Visited the graves of my parents today. Bouncing around in my head was a question one of my kids had asked: “I’m turning 30 and what have I done with my life?”
Try turning 60 and having the same question.
My mom and dad passed on at 75 and 83, having lived lives that were, in my eyes, full of achievement, and yet I wonder if they ever asked themselves what they had really done.
How do we measure a life? In terms of power, prestige or possessions? Hell, yeah! Don’t you want to be able to simply look at a guy and have him shrink in fear into nothingness? Aren’t you willing to do anything to amass more power than you have the competence to wield? You drool over that low numbered license plate. You want a yacht. You want another yacht. But that can’t be right, can it? When it comes right down to it, measuring a life in terms of power, prestige and possessions is no less idiotic than measuring your whole goddamn existence on the basis of Likes, Views and Shares.
I wasted so much energy hating this one person for nearly twenty years. Yesterday, I decided to forgive him. Who knows why things happen? I was home alone on a Sunday, and decided to go to Mass. I didn’t have to. If I didn’t, who would have known? But I went. And Father Rene made a strong case for forgiveness in his homily. I’m sorry but I can’t remember what he said. He had a quote in there from St. Augustine, but I’ve Googled and Googled and Googled and can’t find it. The point is: I suddenly felt ready to forgive.
I won’t recount what this guy did so many years ago. The mere thought of putting it down in writing, of framing it in a way that would make readers understand the gravity of the offense, is weakening my resolve to forgive. Suffice it to say that I won’t retell the story but I won’t forget it either.
This is not the first time I’ve told myself that I forgive him, but it in the past I always harbored a little hope that God or karma would work some kind of vengeance on my behalf. This time, however, I’m letting go of that little kernel that wants retribution.
It’s a little late in the day, but I’ve finally realized that I’d rather not measure my life in terms of what could have been.
When I was in my early thirties, we had a motivational speaker come to the office who asked us how we wanted to be remembered. He said, Imagine yourself at your own funeral with people peering down at you in your coffin, and you can hear them talking about you. What are they saying? What do you want them to say?
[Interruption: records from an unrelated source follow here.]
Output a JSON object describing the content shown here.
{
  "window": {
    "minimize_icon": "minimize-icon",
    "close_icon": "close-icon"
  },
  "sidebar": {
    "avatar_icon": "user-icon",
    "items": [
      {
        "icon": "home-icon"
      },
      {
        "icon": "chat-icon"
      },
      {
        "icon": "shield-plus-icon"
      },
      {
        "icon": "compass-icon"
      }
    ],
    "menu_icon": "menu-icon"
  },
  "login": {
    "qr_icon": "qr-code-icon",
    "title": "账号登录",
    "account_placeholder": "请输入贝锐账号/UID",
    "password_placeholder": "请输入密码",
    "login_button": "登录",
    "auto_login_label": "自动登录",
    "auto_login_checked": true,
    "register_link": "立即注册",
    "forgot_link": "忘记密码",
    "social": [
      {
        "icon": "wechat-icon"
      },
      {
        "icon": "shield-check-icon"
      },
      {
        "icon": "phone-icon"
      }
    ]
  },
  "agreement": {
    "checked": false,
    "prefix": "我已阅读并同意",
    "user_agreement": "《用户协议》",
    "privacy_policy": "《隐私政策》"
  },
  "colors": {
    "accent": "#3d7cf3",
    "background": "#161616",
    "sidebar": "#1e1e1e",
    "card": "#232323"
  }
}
One person, wiser than I give her credit for, answered without any hesitation, “I hope they say ‘She took good care of her people.’ That’s all.”
I guess there’s a question of who ‘your people’ are. Who have you taken responsibility for? Whose lives do you have stewardship over, whether you like it or not? Certainly, your family. Maybe your friends, too. Definitely your staff is part of Your People. The people in your neighborhood could also be. If you are a high government official, then the Filipino People.
But who is to say that any group, large or small, has more value than any other? The word that conveys a measurement—good—describes the care, not the people.
I know it’s a gross oversimplification. And yet, by this simple standard, how many of us would get a passing grade? Not me.
Implicit in the judgment that “she took good care of her people” is a value system that puts the welfare of others above one’s own self-interest. There is an admonition to live for others, to stand with others, to aspire not only for Honor and Excellence but to dedicate these qualities to the Service of others.
Fortunately, I still have time.
There lie the lessons for the day. People ought to take good care of each other. Forgive the injuries in the past that are holding you back. For as long as you keep moving forward, no measurement of your life is final.
I should leave the preaching to priests . . . and university professors.
Like my parents. Good job, Dad and Mom.